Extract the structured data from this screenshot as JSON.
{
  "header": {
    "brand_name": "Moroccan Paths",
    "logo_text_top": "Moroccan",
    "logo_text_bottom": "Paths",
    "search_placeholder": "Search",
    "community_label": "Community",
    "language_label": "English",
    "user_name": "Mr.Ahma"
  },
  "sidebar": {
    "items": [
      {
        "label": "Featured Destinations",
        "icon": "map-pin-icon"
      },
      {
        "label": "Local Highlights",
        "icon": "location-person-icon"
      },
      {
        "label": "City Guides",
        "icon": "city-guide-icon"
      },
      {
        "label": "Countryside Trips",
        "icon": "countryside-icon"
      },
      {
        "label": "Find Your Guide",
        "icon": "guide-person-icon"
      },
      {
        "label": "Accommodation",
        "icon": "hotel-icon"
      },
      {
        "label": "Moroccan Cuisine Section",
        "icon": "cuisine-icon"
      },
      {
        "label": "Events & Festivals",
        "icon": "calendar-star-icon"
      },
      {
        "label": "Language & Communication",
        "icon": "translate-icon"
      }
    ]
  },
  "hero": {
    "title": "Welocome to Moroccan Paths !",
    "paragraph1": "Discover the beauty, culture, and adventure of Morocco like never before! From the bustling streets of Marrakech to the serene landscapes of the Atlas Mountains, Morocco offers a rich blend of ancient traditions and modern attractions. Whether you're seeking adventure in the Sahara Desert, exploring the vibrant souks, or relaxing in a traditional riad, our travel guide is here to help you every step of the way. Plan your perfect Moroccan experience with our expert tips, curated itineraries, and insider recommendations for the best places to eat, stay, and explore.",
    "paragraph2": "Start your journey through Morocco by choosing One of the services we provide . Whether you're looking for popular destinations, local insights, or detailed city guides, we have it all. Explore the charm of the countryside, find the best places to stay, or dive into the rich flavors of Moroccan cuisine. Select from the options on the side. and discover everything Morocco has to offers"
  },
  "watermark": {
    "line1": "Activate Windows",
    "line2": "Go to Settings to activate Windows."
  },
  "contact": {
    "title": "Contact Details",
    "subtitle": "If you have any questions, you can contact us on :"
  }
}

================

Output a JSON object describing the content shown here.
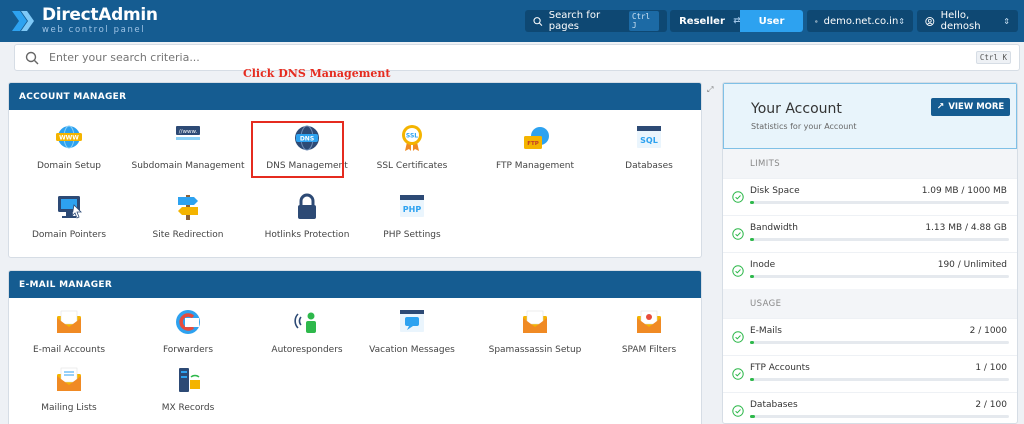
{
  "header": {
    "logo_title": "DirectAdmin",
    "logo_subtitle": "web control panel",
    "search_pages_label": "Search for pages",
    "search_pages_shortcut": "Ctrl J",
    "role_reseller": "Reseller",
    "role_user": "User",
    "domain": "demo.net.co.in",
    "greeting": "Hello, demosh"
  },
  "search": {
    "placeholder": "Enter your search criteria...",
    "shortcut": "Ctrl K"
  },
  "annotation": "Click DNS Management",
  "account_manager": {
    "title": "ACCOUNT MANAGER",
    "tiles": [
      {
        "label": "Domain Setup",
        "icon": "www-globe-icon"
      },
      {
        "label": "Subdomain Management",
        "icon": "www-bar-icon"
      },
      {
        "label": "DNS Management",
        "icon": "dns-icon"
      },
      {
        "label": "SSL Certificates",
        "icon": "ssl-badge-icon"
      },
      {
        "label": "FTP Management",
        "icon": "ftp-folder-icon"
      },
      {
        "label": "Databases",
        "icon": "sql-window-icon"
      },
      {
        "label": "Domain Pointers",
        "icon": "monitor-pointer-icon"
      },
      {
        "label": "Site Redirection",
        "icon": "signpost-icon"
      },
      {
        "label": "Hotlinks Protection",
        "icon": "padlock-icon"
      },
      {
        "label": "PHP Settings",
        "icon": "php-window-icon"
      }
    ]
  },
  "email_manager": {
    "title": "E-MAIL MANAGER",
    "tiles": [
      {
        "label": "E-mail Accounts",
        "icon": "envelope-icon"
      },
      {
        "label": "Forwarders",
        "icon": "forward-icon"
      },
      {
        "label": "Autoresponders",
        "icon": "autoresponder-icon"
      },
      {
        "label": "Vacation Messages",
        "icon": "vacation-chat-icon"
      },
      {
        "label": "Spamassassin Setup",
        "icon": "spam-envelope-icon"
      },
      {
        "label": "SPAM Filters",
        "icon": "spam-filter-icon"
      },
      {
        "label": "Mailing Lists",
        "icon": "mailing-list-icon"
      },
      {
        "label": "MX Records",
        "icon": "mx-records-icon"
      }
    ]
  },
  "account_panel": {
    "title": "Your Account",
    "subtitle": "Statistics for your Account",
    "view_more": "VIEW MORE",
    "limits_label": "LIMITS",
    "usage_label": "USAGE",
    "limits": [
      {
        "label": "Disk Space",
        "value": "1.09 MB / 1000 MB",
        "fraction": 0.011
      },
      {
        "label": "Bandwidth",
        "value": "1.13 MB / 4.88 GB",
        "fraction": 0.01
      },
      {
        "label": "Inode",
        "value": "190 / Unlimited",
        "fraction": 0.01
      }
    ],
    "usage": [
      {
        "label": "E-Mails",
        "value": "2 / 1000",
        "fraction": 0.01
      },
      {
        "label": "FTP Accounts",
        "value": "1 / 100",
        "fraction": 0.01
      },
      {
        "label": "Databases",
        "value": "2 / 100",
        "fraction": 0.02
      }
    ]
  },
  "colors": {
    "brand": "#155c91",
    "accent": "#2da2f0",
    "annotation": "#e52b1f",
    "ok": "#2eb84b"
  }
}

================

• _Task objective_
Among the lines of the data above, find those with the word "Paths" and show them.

• _Exercise result_
    "brand_name": "Moroccan Paths",
    "logo_text_bottom": "Paths",
    "title": "Welocome to Moroccan Paths !",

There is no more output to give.